athletes, companies “pivot” in adapting to changing circumstances.
But while a bad pivot in football could result in losing the ball, in business
the risks are even greater – alienating loyal customers and sparking a
is especially prevalent among startup ventures, which may have to radically
transform themselves because their original approach has failed. Such pivoting
risks disrupting relationships with “user communities” that engage
intensively with a product and therefore form a strong identification with the
what’s a startup to do when conditions require pivoting, but key stakeholders feel
betrayed and pose resistance?
study co-authored by Paul Tracey, Professor of Innovation
& Organisation at Cambridge
Judge Business School, argues that there are techniques to defuse such an “existential
threat” to new ventures – and the key is to create a “bond”
focused around shared experience of the startup and the venture’s early
can remove the affective hostility of stakeholders and rebuild connections with
many of them by exposing their struggles,” says the study just published in
the Academy of Management Journal.

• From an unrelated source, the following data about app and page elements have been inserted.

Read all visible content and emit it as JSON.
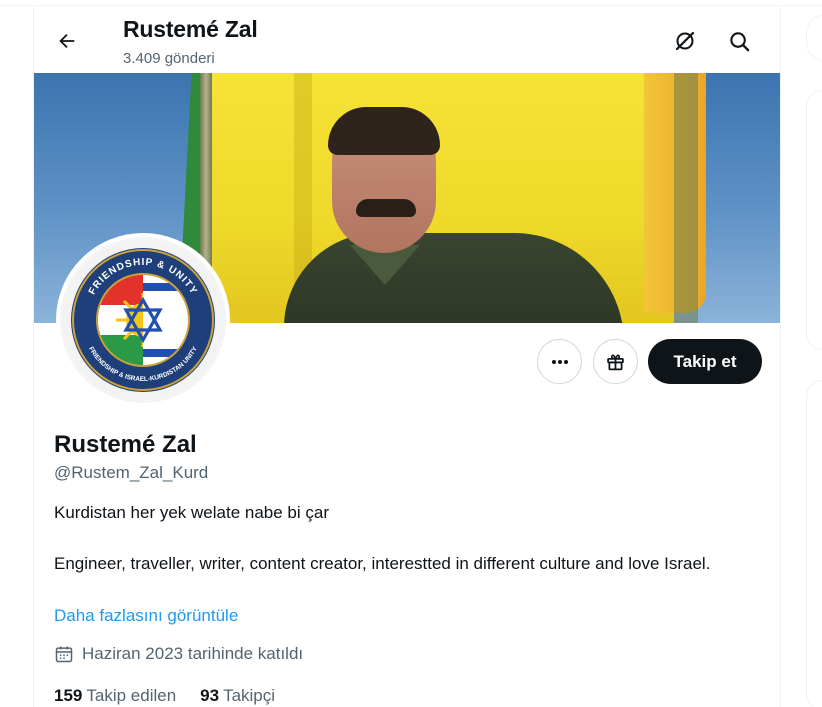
{
  "header": {
    "title": "Rustemé Zal",
    "post_count": "3.409 gönderi",
    "back_icon": "arrow-left-icon",
    "grok_icon": "grok-icon",
    "search_icon": "search-icon"
  },
  "banner": {
    "image": "yellow-flag-portrait-banner"
  },
  "avatar": {
    "badge_top_text": "FRIENDSHIP & UNITY",
    "badge_bottom_text": "FRIENDSHIP & ISRAEL-KURDISTAN UNITY"
  },
  "actions": {
    "more_icon": "more-dots-icon",
    "gift_icon": "gift-icon",
    "follow_label": "Takip et"
  },
  "profile": {
    "name": "Rustemé Zal",
    "handle": "@Rustem_Zal_Kurd",
    "bio_line1": "Kurdistan her yek welate nabe bi çar",
    "bio_line2": "Engineer, traveller, writer, content creator, interestted in different culture and love Israel.",
    "show_more": "Daha fazlasını görüntüle",
    "joined_icon": "calendar-icon",
    "joined": "Haziran 2023 tarihinde katıldı",
    "following_count": "159",
    "following_label": "Takip edilen",
    "followers_count": "93",
    "followers_label": "Takipçi"
  },
  "colors": {
    "accent": "#1d9bf0",
    "text": "#0f1419",
    "muted": "#536471",
    "follow_bg": "#0f1419",
    "border": "#cfd9de"
  }
}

In
other words: user communities show a little tenderness if they better
understand the venture’s difficult journey.
study focuses on a dramatic pivot by the Berlin-based Impossible Project, an
analog instant photography venture founded in 2008 to relaunch production of
Polaroid film after the Polaroid Corp. went bankrupt.
initially focused on a small niche of dedicated customers known as Pioneers,
but this analog community proved too small to sustain the venture. So
Impossible in 2013 pivoted from being a pure analog instant film provider to a
company that sought to redefine analog instant photography in a digital world for
the mass market. This strained relations with the Pioneers, many of whom turned
against the venture and stopped buying film.
Impossible tackled this issue by engaging in what the study terms “identification
reset work” – which involved “emotionally reconnecting with
stakeholders to put their relationship on a new basis.” Impossible did
this by generating empathy for the venture and its challenges, and by mythologising
the technology of analog instant photography – even invoking the memory of
legendary Polaroid founder Edwin Land. “By revering the technology,”
the venture helped to “idealise its struggles.”
of Impossible’s initial user community then came around to resume support for
the venture: they reconnected with Impossible’s mission out of “reverence”
for its products and its efforts to improve them.
“The ideas in the paper could apply to any user community,” says co-author Paul Tracey of Cambridge Judge. “The most famous example is Reddit, the aggregation and discussion website, whose users revolt all the time. But you also see similar dynamics affecting any company whose customers identify strongly with a product – like the 2015 protests after Cadbury changed the recipe of its Crème Egg.
while Cadbury is part of a big multinational that can weather consumer
protests, this kind of rebellion can be fatal to startups because they are
usually resource constrained and very reliant on their users.
while entrepreneurs are advised to build user communities and forge close
relationships with customers, they often forget the flip side – that building
these kinds of relationship creates a sense of obligation. So if you do something
users don’t like, they can treat it as an act of betrayal and turn on you – and
such risks are greater in later stages of a venture.”